It’s important to note that there is no definitive method of counting the exact number of Bitcoin nodes, because many nodes are inactive, and a lot of these operate privately. Running a Bitcoin node can enhance security and bolster privacy.

Ethereum nodes are very similar to Bitcoin nodes. Experts estimate that the number of Ethereum nodes has exceeded that of Bitcoin nodes. Running an Ethereum node requires certain administrative skills.

You can run the node in fast, full or light mode. To run an Ethereum client on HDD (hard disk drive), you must have at least 8MB bandwidth, 4GB RAM and a CPU with 2 cores. By comparison, you may need less power to run a full Bitcoin node.

Cardano nodes are also gaining in popularity. These are the top-level nodes that underpin the Cardano network, whose topology is slightly different from Ethereum and Bitcoin because it doesn’t store a copy of transactions on each node. Instead, the system appoints a leader among a collection of nodes, which ultimately verifies and validates a transaction.

How to Run a Node

As you may have already guessed, running a node on different platforms has different procedures and system requirements. To make things easier, here’s a brief overview of how to run a node on one of the most popular blockchain networks, Bitcoin. This example will give you some idea of how the node is run on such platforms.

To run a Bitcoin node, you’ll need a laptop or desktop that is running a recent version of Windows, Mac OS X or Linux. The computer must have at least 2 GB of free disk space and 2 GB RAM. The system should have access to a broadband Internet connection with a speed of at least 400KB. In addition, you should let your node run at least six hours per day.

You can run the Bitcoin Core on your local machine that has the minimum requirements specified above. To do this, you’ll need to configure the Bitcoin Core client. It can take some days to sync with the blockchain.

Another option is to run the node in the cloud. After setting up an account with Google Cloud or AWS, download the Bitcoin Core and configure the port setting on your computer. There are various other methods to run a Bitcoin node, such as pre-configuring Bitcoin nodes that you can connect to your computer.

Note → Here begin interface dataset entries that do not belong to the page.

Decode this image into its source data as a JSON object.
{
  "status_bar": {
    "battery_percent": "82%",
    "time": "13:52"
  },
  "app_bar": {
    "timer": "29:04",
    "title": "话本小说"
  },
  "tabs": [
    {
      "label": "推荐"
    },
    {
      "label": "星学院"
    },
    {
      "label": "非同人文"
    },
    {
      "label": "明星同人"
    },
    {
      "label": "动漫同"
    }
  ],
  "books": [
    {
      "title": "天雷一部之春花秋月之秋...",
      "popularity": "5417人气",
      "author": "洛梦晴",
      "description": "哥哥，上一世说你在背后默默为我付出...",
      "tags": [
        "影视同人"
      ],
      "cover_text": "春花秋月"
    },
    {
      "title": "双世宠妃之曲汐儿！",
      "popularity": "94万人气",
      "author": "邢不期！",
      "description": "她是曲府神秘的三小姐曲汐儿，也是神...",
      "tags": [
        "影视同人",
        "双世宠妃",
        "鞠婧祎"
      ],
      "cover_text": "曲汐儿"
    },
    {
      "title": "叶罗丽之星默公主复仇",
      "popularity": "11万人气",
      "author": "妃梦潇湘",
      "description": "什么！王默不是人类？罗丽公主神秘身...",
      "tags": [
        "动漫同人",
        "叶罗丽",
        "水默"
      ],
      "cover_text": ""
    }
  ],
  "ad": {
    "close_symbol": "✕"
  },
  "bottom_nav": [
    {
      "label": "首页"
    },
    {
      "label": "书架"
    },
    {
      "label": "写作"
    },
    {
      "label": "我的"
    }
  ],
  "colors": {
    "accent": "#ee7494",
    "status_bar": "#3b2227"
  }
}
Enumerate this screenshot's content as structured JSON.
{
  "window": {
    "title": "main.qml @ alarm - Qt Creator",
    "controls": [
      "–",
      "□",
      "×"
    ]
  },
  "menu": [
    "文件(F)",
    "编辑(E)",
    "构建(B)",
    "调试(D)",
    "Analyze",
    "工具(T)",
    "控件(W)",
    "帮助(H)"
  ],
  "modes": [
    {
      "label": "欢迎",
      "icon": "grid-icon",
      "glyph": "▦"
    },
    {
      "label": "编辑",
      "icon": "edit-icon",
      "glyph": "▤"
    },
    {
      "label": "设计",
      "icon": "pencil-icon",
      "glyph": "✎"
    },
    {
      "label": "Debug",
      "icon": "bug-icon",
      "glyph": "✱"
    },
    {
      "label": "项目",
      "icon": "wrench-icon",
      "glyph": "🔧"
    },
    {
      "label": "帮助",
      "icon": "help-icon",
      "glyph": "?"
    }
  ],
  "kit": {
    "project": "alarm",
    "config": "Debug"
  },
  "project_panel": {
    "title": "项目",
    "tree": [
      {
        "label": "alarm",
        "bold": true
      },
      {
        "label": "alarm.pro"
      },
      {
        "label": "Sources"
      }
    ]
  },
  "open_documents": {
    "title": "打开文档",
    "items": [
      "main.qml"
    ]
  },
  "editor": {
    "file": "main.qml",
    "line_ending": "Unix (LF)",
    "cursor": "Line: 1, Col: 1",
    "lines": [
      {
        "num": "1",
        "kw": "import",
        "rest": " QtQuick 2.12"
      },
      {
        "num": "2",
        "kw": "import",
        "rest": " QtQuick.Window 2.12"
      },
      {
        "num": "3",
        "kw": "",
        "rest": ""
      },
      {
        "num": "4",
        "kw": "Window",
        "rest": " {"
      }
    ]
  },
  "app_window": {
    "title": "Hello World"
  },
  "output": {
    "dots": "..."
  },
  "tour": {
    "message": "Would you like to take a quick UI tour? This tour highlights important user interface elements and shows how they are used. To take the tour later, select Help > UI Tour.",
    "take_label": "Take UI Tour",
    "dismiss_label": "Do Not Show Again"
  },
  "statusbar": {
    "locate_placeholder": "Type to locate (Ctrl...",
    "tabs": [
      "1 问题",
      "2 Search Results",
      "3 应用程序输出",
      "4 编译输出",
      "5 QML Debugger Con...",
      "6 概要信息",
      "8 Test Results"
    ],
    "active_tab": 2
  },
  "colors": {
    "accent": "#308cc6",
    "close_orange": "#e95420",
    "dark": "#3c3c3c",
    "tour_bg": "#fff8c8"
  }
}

What Is a Blockchain Node Provider?

You can install the node yourself but technical difficulties can hamper your progress. One way to solve the problem is by getting assistance from a blockchain node provider. These blockchain-as-a-service companies offer the necessary infrastructure, resources and technology to run your node across a variety of platforms.

The provider handles all the responsibilities of the node. Based on your requirements, you can select a network of your choice to run a node.

When selecting a blockchain node provider, it’s necessary to consider the price of outsourcing the operation of a node compared to doing it yourself. You should ensure that the provider offers some kind of security guarantee — because a lapse in security can have serious financial consequences. Also, pay attention to the track record of the node provider and make sure that the service nicely integrates with your product.

The Bottom Line

Running a blockchain node is perhaps the only way to ensure that you have full control of your node and that you’re following the blockchain rules.

While running a node, it’s easy to create and broadcast transactions without compromising private information. Users can also improve security by keeping their private keys separated from external connections. Beginners and people new to running a node can choose a blockchain node provider to ensure that the entire process is user-friendly and less time-consuming.